*Directions for this task*: An exact copy of every entry is needed, with no images.

*Exercise input*:

*** Block opens ***

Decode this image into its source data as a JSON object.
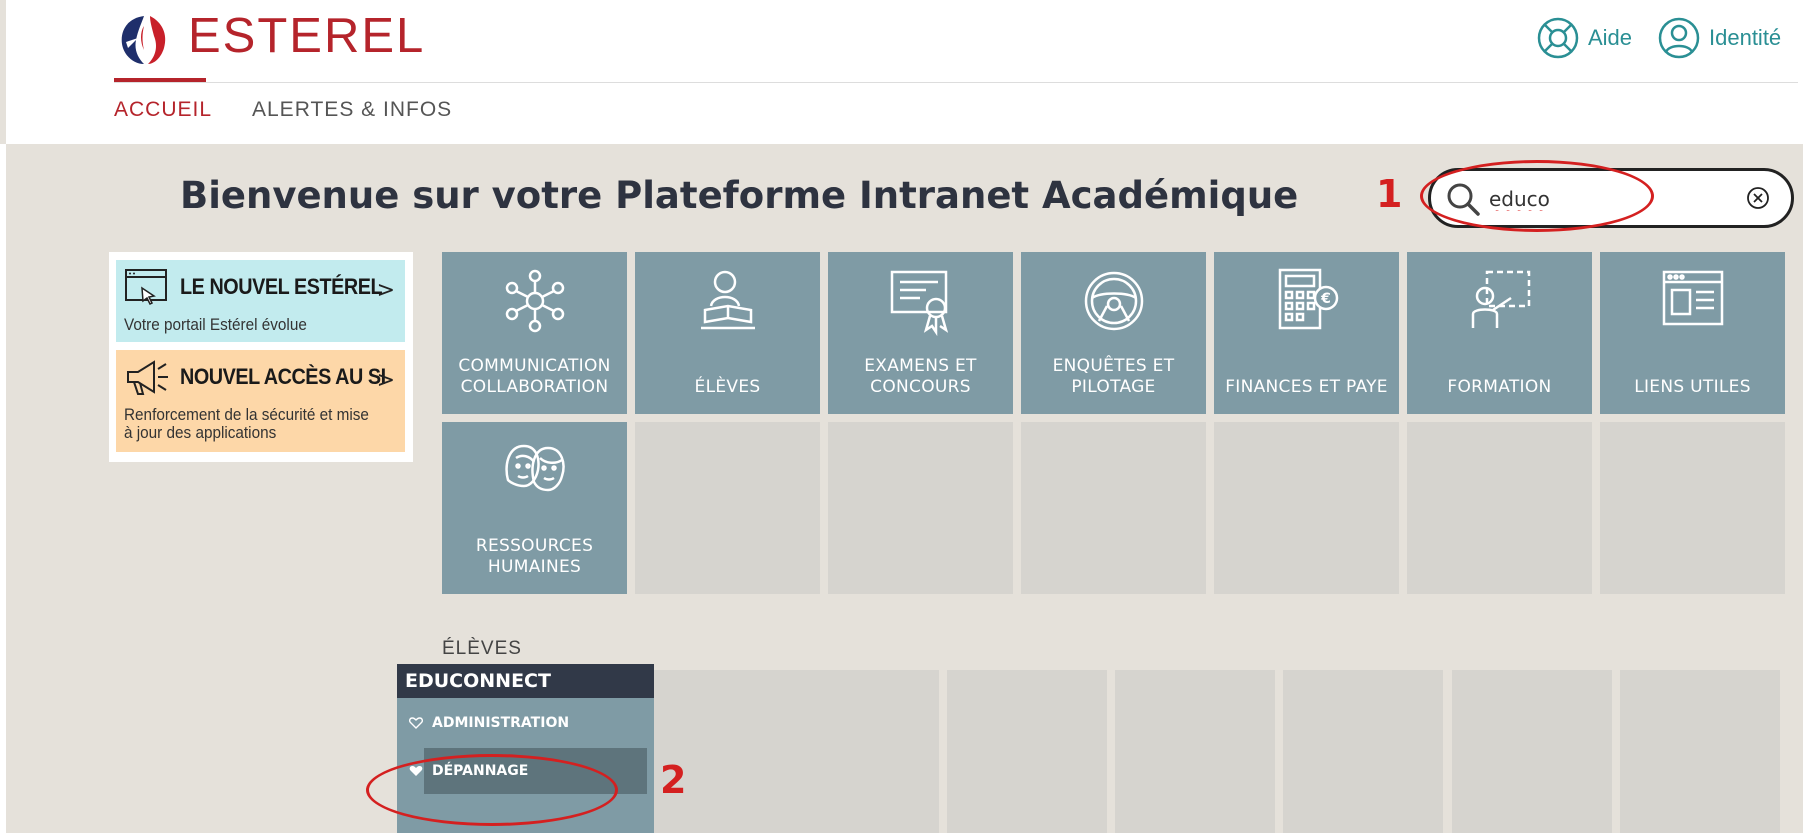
{
  "brand": {
    "name": "ESTEREL"
  },
  "nav": {
    "home": "ACCUEIL",
    "alerts": "ALERTES & INFOS"
  },
  "header_links": {
    "help": "Aide",
    "identity": "Identité"
  },
  "page": {
    "title": "Bienvenue sur votre Plateforme Intranet Académique"
  },
  "search": {
    "value": "educo"
  },
  "annotations": {
    "first": "1",
    "second": "2"
  },
  "news": [
    {
      "title": "LE NOUVEL ESTÉREL",
      "subtitle": [
        "Votre portail Estérel évolue"
      ],
      "arrow": ">"
    },
    {
      "title": "NOUVEL ACCÈS AU SI",
      "subtitle": [
        "Renforcement de la sécurité et mise",
        "à jour des applications"
      ],
      "arrow": ">"
    }
  ],
  "tiles": [
    {
      "label": [
        "COMMUNICATION",
        "COLLABORATION"
      ],
      "icon": "network-icon"
    },
    {
      "label": [
        "ÉLÈVES"
      ],
      "icon": "student-reading-icon"
    },
    {
      "label": [
        "EXAMENS ET",
        "CONCOURS"
      ],
      "icon": "certificate-icon"
    },
    {
      "label": [
        "ENQUÊTES ET",
        "PILOTAGE"
      ],
      "icon": "steering-wheel-icon"
    },
    {
      "label": [
        "FINANCES ET PAYE"
      ],
      "icon": "calculator-icon"
    },
    {
      "label": [
        "FORMATION"
      ],
      "icon": "teacher-board-icon"
    },
    {
      "label": [
        "LIENS UTILES"
      ],
      "icon": "browser-window-icon"
    },
    {
      "label": [
        "RESSOURCES",
        "HUMAINES"
      ],
      "icon": "people-faces-icon"
    }
  ],
  "results": {
    "section_label": "ÉLÈVES",
    "app_title": "EDUCONNECT",
    "items": [
      {
        "label": "ADMINISTRATION",
        "favorite": false
      },
      {
        "label": "DÉPANNAGE",
        "favorite": true
      }
    ]
  },
  "colors": {
    "brand_red": "#b5242b",
    "teal": "#2a8f94",
    "tile": "#7f9ba5",
    "tile_empty": "#d6d4cf",
    "background": "#e5e1da",
    "annotation_red": "#d42020"
  }
}
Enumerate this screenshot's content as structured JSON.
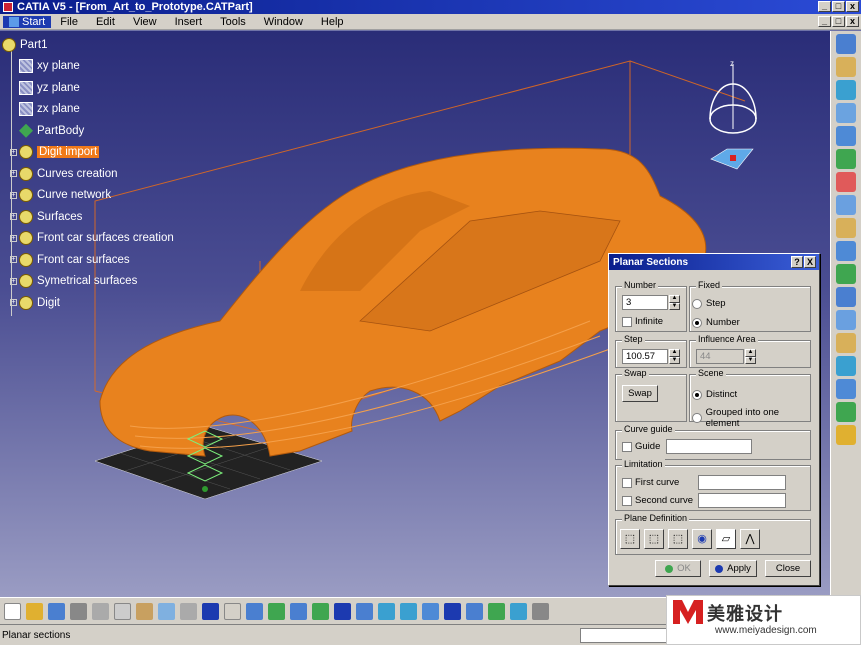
{
  "window": {
    "title": "CATIA V5 - [From_Art_to_Prototype.CATPart]",
    "controls": [
      "_",
      "□",
      "x"
    ]
  },
  "menubar": {
    "items": [
      "Start",
      "File",
      "Edit",
      "View",
      "Insert",
      "Tools",
      "Window",
      "Help"
    ]
  },
  "tree": {
    "root": "Part1",
    "items": [
      {
        "label": "xy plane",
        "icon": "plane-icon",
        "expander": false,
        "selected": false
      },
      {
        "label": "yz plane",
        "icon": "plane-icon",
        "expander": false,
        "selected": false
      },
      {
        "label": "zx plane",
        "icon": "plane-icon",
        "expander": false,
        "selected": false
      },
      {
        "label": "PartBody",
        "icon": "partbody-icon",
        "expander": false,
        "selected": false
      },
      {
        "label": "Digit import",
        "icon": "geometric-set-icon",
        "expander": true,
        "selected": true
      },
      {
        "label": "Curves creation",
        "icon": "geometric-set-icon",
        "expander": true,
        "selected": false
      },
      {
        "label": "Curve network",
        "icon": "geometric-set-icon",
        "expander": true,
        "selected": false
      },
      {
        "label": "Surfaces",
        "icon": "geometric-set-icon",
        "expander": true,
        "selected": false
      },
      {
        "label": "Front car surfaces creation",
        "icon": "geometric-set-icon",
        "expander": true,
        "selected": false
      },
      {
        "label": "Front car surfaces",
        "icon": "geometric-set-icon",
        "expander": true,
        "selected": false
      },
      {
        "label": "Symetrical surfaces",
        "icon": "geometric-set-icon",
        "expander": true,
        "selected": false
      },
      {
        "label": "Digit",
        "icon": "geometric-set-icon",
        "expander": true,
        "selected": false
      }
    ]
  },
  "compass": {
    "axis_label": "z"
  },
  "dialog": {
    "title": "Planar Sections",
    "title_buttons": [
      "?",
      "X"
    ],
    "number": {
      "legend": "Number",
      "value": "3",
      "infinite_label": "Infinite"
    },
    "fixed": {
      "legend": "Fixed",
      "options": [
        "Step",
        "Number"
      ],
      "selected": "Number"
    },
    "step": {
      "legend": "Step",
      "value": "100.57"
    },
    "influence": {
      "legend": "Influence Area",
      "value": "44"
    },
    "swap": {
      "legend": "Swap",
      "button": "Swap"
    },
    "scene": {
      "legend": "Scene",
      "options": [
        "Distinct",
        "Grouped into one element"
      ],
      "selected": "Distinct"
    },
    "curve_guide": {
      "legend": "Curve guide",
      "checkbox": "Guide"
    },
    "limitation": {
      "legend": "Limitation",
      "first": "First curve",
      "second": "Second curve"
    },
    "plane_definition": {
      "legend": "Plane Definition",
      "icons": [
        "plane-x-icon",
        "plane-y-icon",
        "plane-z-icon",
        "compass-plane-icon",
        "plane-surface-icon",
        "plane-curve-icon"
      ]
    },
    "buttons": {
      "ok": "OK",
      "apply": "Apply",
      "close": "Close"
    }
  },
  "statusbar": {
    "text": "Planar sections"
  },
  "watermark": {
    "brand": "美雅设计",
    "url": "www.meiyadesign.com"
  }
}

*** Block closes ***

*Task answer*:
Decode this image into its source data as a JSON object.
{
  "brand": {
    "name": "ESTEREL"
  },
  "nav": {
    "home": "ACCUEIL",
    "alerts": "ALERTES & INFOS"
  },
  "header_links": {
    "help": "Aide",
    "identity": "Identité"
  },
  "page": {
    "title": "Bienvenue sur votre Plateforme Intranet Académique"
  },
  "search": {
    "value": "educo"
  },
  "annotations": {
    "first": "1",
    "second": "2"
  },
  "news": [
    {
      "title": "LE NOUVEL ESTÉREL",
      "subtitle": [
        "Votre portail Estérel évolue"
      ],
      "arrow": ">"
    },
    {
      "title": "NOUVEL ACCÈS AU SI",
      "subtitle": [
        "Renforcement de la sécurité et mise",
        "à jour des applications"
      ],
      "arrow": ">"
    }
  ],
  "tiles": [
    {
      "label": [
        "COMMUNICATION",
        "COLLABORATION"
      ],
      "icon": "network-icon"
    },
    {
      "label": [
        "ÉLÈVES"
      ],
      "icon": "student-reading-icon"
    },
    {
      "label": [
        "EXAMENS ET",
        "CONCOURS"
      ],
      "icon": "certificate-icon"
    },
    {
      "label": [
        "ENQUÊTES ET",
        "PILOTAGE"
      ],
      "icon": "steering-wheel-icon"
    },
    {
      "label": [
        "FINANCES ET PAYE"
      ],
      "icon": "calculator-icon"
    },
    {
      "label": [
        "FORMATION"
      ],
      "icon": "teacher-board-icon"
    },
    {
      "label": [
        "LIENS UTILES"
      ],
      "icon": "browser-window-icon"
    },
    {
      "label": [
        "RESSOURCES",
        "HUMAINES"
      ],
      "icon": "people-faces-icon"
    }
  ],
  "results": {
    "section_label": "ÉLÈVES",
    "app_title": "EDUCONNECT",
    "items": [
      {
        "label": "ADMINISTRATION",
        "favorite": false
      },
      {
        "label": "DÉPANNAGE",
        "favorite": true
      }
    ]
  },
  "colors": {
    "brand_red": "#b5242b",
    "teal": "#2a8f94",
    "tile": "#7f9ba5",
    "tile_empty": "#d6d4cf",
    "background": "#e5e1da",
    "annotation_red": "#d42020"
  }
}
Enumerate this screenshot's content as structured JSON.
{
  "window": {
    "title": "CATIA V5 - [From_Art_to_Prototype.CATPart]",
    "controls": [
      "_",
      "□",
      "x"
    ]
  },
  "menubar": {
    "items": [
      "Start",
      "File",
      "Edit",
      "View",
      "Insert",
      "Tools",
      "Window",
      "Help"
    ]
  },
  "tree": {
    "root": "Part1",
    "items": [
      {
        "label": "xy plane",
        "icon": "plane-icon",
        "expander": false,
        "selected": false
      },
      {
        "label": "yz plane",
        "icon": "plane-icon",
        "expander": false,
        "selected": false
      },
      {
        "label": "zx plane",
        "icon": "plane-icon",
        "expander": false,
        "selected": false
      },
      {
        "label": "PartBody",
        "icon": "partbody-icon",
        "expander": false,
        "selected": false
      },
      {
        "label": "Digit import",
        "icon": "geometric-set-icon",
        "expander": true,
        "selected": true
      },
      {
        "label": "Curves creation",
        "icon": "geometric-set-icon",
        "expander": true,
        "selected": false
      },
      {
        "label": "Curve network",
        "icon": "geometric-set-icon",
        "expander": true,
        "selected": false
      },
      {
        "label": "Surfaces",
        "icon": "geometric-set-icon",
        "expander": true,
        "selected": false
      },
      {
        "label": "Front car surfaces creation",
        "icon": "geometric-set-icon",
        "expander": true,
        "selected": false
      },
      {
        "label": "Front car surfaces",
        "icon": "geometric-set-icon",
        "expander": true,
        "selected": false
      },
      {
        "label": "Symetrical surfaces",
        "icon": "geometric-set-icon",
        "expander": true,
        "selected": false
      },
      {
        "label": "Digit",
        "icon": "geometric-set-icon",
        "expander": true,
        "selected": false
      }
    ]
  },
  "compass": {
    "axis_label": "z"
  },
  "dialog": {
    "title": "Planar Sections",
    "title_buttons": [
      "?",
      "X"
    ],
    "number": {
      "legend": "Number",
      "value": "3",
      "infinite_label": "Infinite"
    },
    "fixed": {
      "legend": "Fixed",
      "options": [
        "Step",
        "Number"
      ],
      "selected": "Number"
    },
    "step": {
      "legend": "Step",
      "value": "100.57"
    },
    "influence": {
      "legend": "Influence Area",
      "value": "44"
    },
    "swap": {
      "legend": "Swap",
      "button": "Swap"
    },
    "scene": {
      "legend": "Scene",
      "options": [
        "Distinct",
        "Grouped into one element"
      ],
      "selected": "Distinct"
    },
    "curve_guide": {
      "legend": "Curve guide",
      "checkbox": "Guide"
    },
    "limitation": {
      "legend": "Limitation",
      "first": "First curve",
      "second": "Second curve"
    },
    "plane_definition": {
      "legend": "Plane Definition",
      "icons": [
        "plane-x-icon",
        "plane-y-icon",
        "plane-z-icon",
        "compass-plane-icon",
        "plane-surface-icon",
        "plane-curve-icon"
      ]
    },
    "buttons": {
      "ok": "OK",
      "apply": "Apply",
      "close": "Close"
    }
  },
  "statusbar": {
    "text": "Planar sections"
  },
  "watermark": {
    "brand": "美雅设计",
    "url": "www.meiyadesign.com"
  }
}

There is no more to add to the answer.